* _AIM OF THE TASK_:
Every line below that contains "name" is to be copied.

*** Opening of MATERIAL FOR THIS EXERCISE ***

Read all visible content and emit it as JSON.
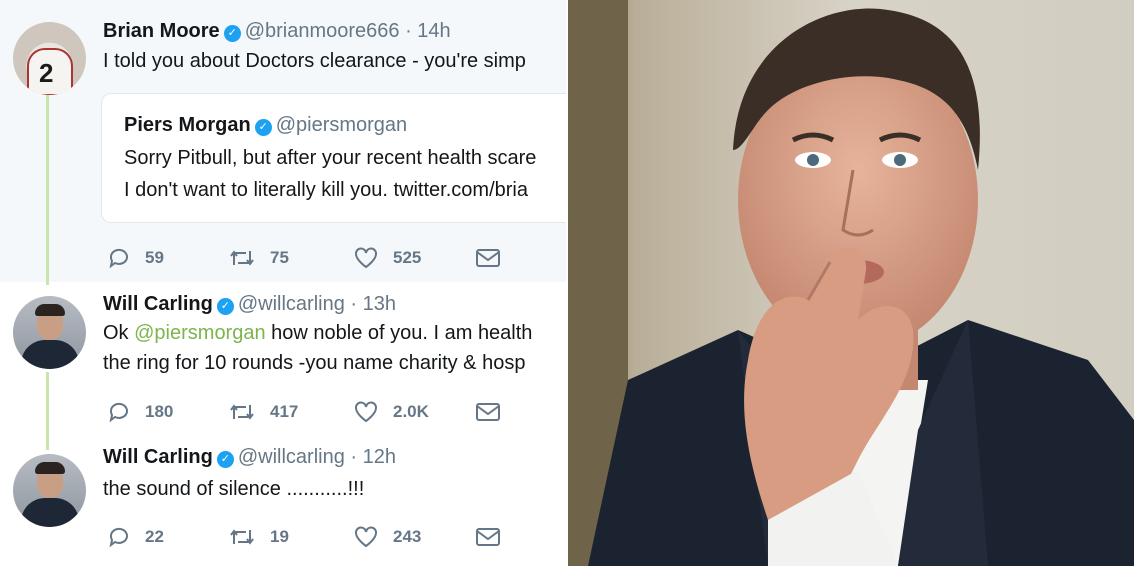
{
  "tweets": [
    {
      "name": "Brian Moore",
      "handle": "@brianmoore666",
      "time": "· 14h",
      "text": "I told you about Doctors clearance - you're simp",
      "avatar_number": "2",
      "quote": {
        "name": "Piers Morgan",
        "handle": "@piersmorgan",
        "line1": "Sorry Pitbull, but after your recent health scare",
        "line2": "I don't want to literally kill you. twitter.com/bria"
      },
      "replies": "59",
      "retweets": "75",
      "likes": "525"
    },
    {
      "name": "Will Carling",
      "handle": "@willcarling",
      "time": "· 13h",
      "text_prefix": "Ok ",
      "mention": "@piersmorgan",
      "text_suffix": " how noble of you. I am health",
      "text_line2": "the ring for 10 rounds -you name charity & hosp",
      "replies": "180",
      "retweets": "417",
      "likes": "2.0K"
    },
    {
      "name": "Will Carling",
      "handle": "@willcarling",
      "time": "· 12h",
      "text": "the sound of silence ...........!!!",
      "replies": "22",
      "retweets": "19",
      "likes": "243"
    }
  ],
  "icons": {
    "verified": "verified-badge-icon",
    "reply": "reply-icon",
    "retweet": "retweet-icon",
    "like": "heart-icon",
    "message": "envelope-icon"
  },
  "colors": {
    "verified": "#1da1f2",
    "mention": "#7bb54c",
    "thread_line": "#c9e5ad",
    "muted": "#657786"
  }
}
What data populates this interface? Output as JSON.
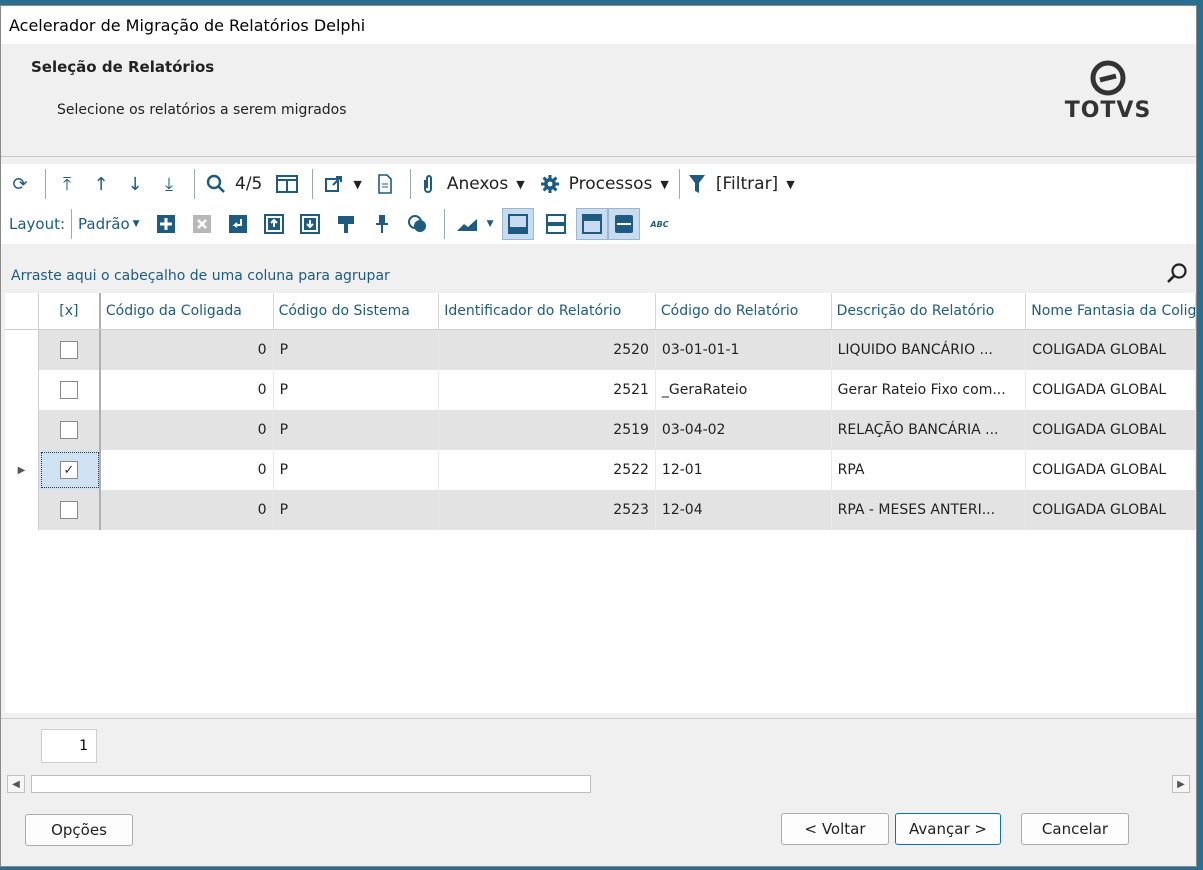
{
  "window": {
    "title": "Acelerador de Migração de Relatórios Delphi"
  },
  "header": {
    "title": "Seleção de Relatórios",
    "subtitle": "Selecione os relatórios a serem migrados",
    "logo_text": "TOTVS"
  },
  "toolbar": {
    "record_counter": "4/5",
    "anexos_label": "Anexos",
    "processos_label": "Processos",
    "filtrar_label": "[Filtrar]",
    "layout_label": "Layout:",
    "layout_value": "Padrão",
    "abc_label": "ABC"
  },
  "group_area": {
    "hint": "Arraste aqui o cabeçalho de uma coluna para agrupar"
  },
  "grid": {
    "columns": [
      "[x]",
      "Código da Coligada",
      "Código do Sistema",
      "Identificador do Relatório",
      "Código do Relatório",
      "Descrição do Relatório",
      "Nome Fantasia da Coligada"
    ],
    "rows": [
      {
        "checked": false,
        "coligada": "0",
        "sistema": "P",
        "id": "2520",
        "codigo": "03-01-01-1",
        "descricao": " LIQUIDO BANCÁRIO ...",
        "fantasia": "COLIGADA GLOBAL"
      },
      {
        "checked": false,
        "coligada": "0",
        "sistema": "P",
        "id": "2521",
        "codigo": "_GeraRateio",
        "descricao": "Gerar Rateio Fixo com...",
        "fantasia": "COLIGADA GLOBAL"
      },
      {
        "checked": false,
        "coligada": "0",
        "sistema": "P",
        "id": "2519",
        "codigo": "03-04-02",
        "descricao": "RELAÇÃO BANCÁRIA ...",
        "fantasia": "COLIGADA GLOBAL"
      },
      {
        "checked": true,
        "coligada": "0",
        "sistema": "P",
        "id": "2522",
        "codigo": "12-01",
        "descricao": "RPA",
        "fantasia": "COLIGADA GLOBAL"
      },
      {
        "checked": false,
        "coligada": "0",
        "sistema": "P",
        "id": "2523",
        "codigo": "12-04",
        "descricao": "RPA - MESES ANTERI...",
        "fantasia": "COLIGADA GLOBAL"
      }
    ]
  },
  "pager": {
    "page": "1"
  },
  "footer": {
    "options_label": "Opções",
    "back_label": "< Voltar",
    "next_label": "Avançar >",
    "cancel_label": "Cancelar"
  },
  "colors": {
    "accent": "#1d5b80",
    "alt_row": "#e3e3e3"
  }
}
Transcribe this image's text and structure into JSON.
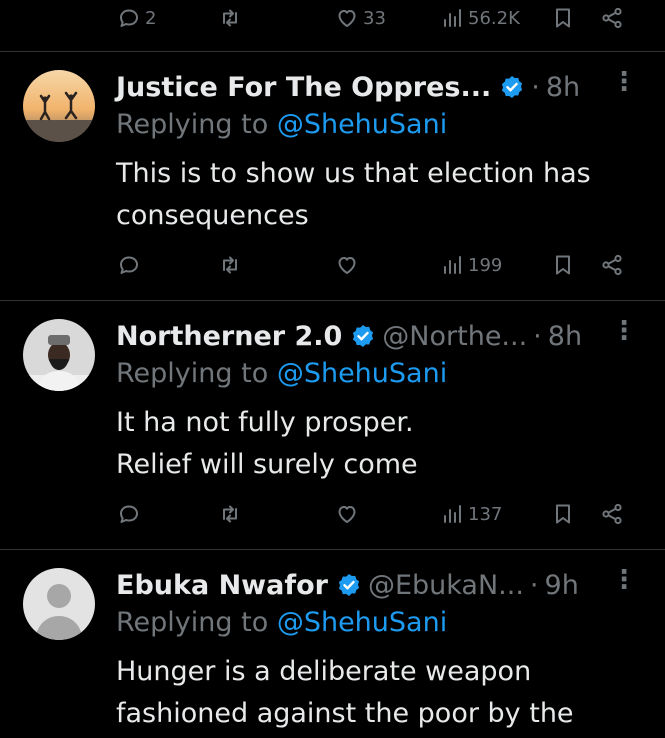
{
  "top_bar": {
    "replies": "2",
    "likes": "33",
    "views": "56.2K"
  },
  "posts": [
    {
      "name": "Justice For The Oppres...",
      "handle": "",
      "time": "8h",
      "reply_prefix": "Replying to",
      "reply_to": "@ShehuSani",
      "lines": [
        "This is to show us that election has",
        "consequences"
      ],
      "views": "199"
    },
    {
      "name": "Northerner 2.0",
      "handle": "@Northe...",
      "time": "8h",
      "reply_prefix": "Replying to",
      "reply_to": "@ShehuSani",
      "lines": [
        "It ha not fully prosper.",
        "Relief will surely come"
      ],
      "views": "137"
    },
    {
      "name": "Ebuka Nwafor",
      "handle": "@EbukaN...",
      "time": "9h",
      "reply_prefix": "Replying to",
      "reply_to": "@ShehuSani",
      "lines": [
        "Hunger is a deliberate weapon",
        "fashioned against the poor by the"
      ],
      "views": ""
    }
  ],
  "separator": "·",
  "more_glyph": "⋮",
  "colors": {
    "background": "#000000",
    "text": "#e7e9ea",
    "secondary": "#71767b",
    "accent": "#1d9bf0",
    "divider": "#2f3336"
  },
  "icons": [
    "reply-icon",
    "repost-icon",
    "like-icon",
    "views-icon",
    "bookmark-icon",
    "share-icon",
    "verified-icon",
    "more-icon"
  ]
}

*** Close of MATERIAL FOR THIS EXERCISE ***

* _REPLY_:
      "name": "Brian Moore",
        "name": "Piers Morgan",
      "name": "Will Carling",
      "text_line2": "the ring for 10 rounds -you name charity & hosp",
      "name": "Will Carling",
      "name": "Justice For The Oppres...",
      "name": "Northerner 2.0",
      "name": "Ebuka Nwafor",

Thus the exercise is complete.